The fatal consequences of sin

The Catechism describes how “Scripture portrays the tragic consequences of this first disobedience”:

  1. Adam and Eve…lose the grace of original holiness.
  2. They become afraid of the God of whom they have conceived a distorted image…
  3. The harmony in which they had found themselves, thanks to original justice, is now destroyed.
  4. The control of the soul’s spiritual faculties over the body is shattered.
  5. The union of man and woman becomes subject to tensions, their relations henceforth marked by lust and domination.
  6. Harmony with creation is broken: visible creation has become alien and hostile to man.
  7. Because of man, creation is now subject “to its bondage to decay”.
  8. Finally, the consequence explicitly foretold for this disobedience will come true… Death makes its entrance into human history. (CCC 399, 400)

“Disfigured by sin and death, man remains ‘in the image of God’…but is deprived ‘of the glory of God’, of his ‘likeness’…the Spirit who is ‘the giver of life’” (CCC 705, author’s emphasis).

Without the life-giving Spirit of God dwelling within them, fallen human beings are spiritually dead. Since they are no longer in union with Wisdom himself, “Intellectually they are in the dark, and they are estranged from the life of God” (Ep 14:18). Therefore, “Sin brought man to a lower state, forcing him away from the completeness that is his to attain” (Gaudium et Spes 13). Every human being is born in this state.

“How did the sin of Adam become the sin of all his descendants? …“By yielding to the tempter, Adam and Eve committed a personal sin, but this sin affected the human nature they would then transmit in a fallen state… a human nature deprived of original holiness” (CCC 404).

The late Fr Ian Petit, OSB, addressed this unfortunate human condition:
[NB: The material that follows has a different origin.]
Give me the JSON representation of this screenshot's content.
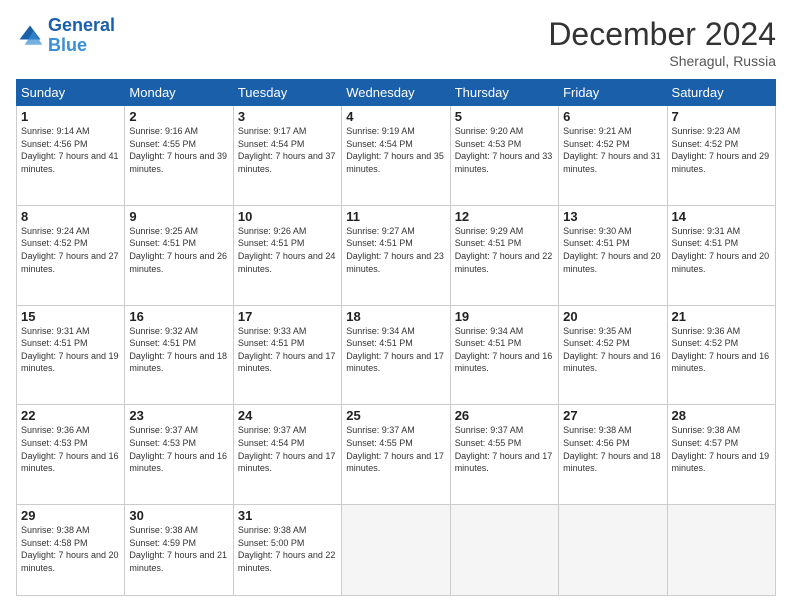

That there is something wrong with human nature is fairly obvious: the good we plan to do often ends in failure. We like to blame this on the star we were born under, or on the fact that our mother made a negative remark to us. We resist admitting that the fault may lie within us, and much time is spent searching for a cause, hoping we can find a remedy. Today many courses are offered to help us look into the mystery of ourselves and some of our peculiarities. These may have value in aiding our understanding of why we do this or feel that, but the trouble is that the various wounds we may have received in childhood are not the real cause for our behaviour, for long before these wounds happened we were already wounded. These hurts have only added to the trouble already there.… The story of the Fall is not to be taken literally… What we are being told is that Satan tempted Eve to live by her own intelligence rather than by what God said. She was being tempted to live independently from God. The fact that she obeyed has radically wounded human nature.

When, by God’s grace, I grasped the reality of the human condition, I realised that, just like every other human being, I too needed to be restored to God’s original plan for human beings, to be fully human as God intended. So the question is: “How can the fallen human being free himself from his sinful condition, from death and the domination of the devil, and be restored to union with Eternal Life himself?” The answer is that he cannot. God himself had to rescue us.


This blog is extracted from our book The Holy Sacrifice of the Mass by Barbara Reed Mason. Every time the Mass is celebrated, something astonishing occurs: the Sacrifice of Jesus Christ on the Cross is made truly present. Drawing on Sacred Scripture, the Catechism, and the words of saints and popes, this book explains how the Sacrifice of the Mass unites the faithful with God.

Learn more about the sacrificial nature of the Mass and support the mission of CTS by ordering your copy of The Holy Sacrifice of the Mass today.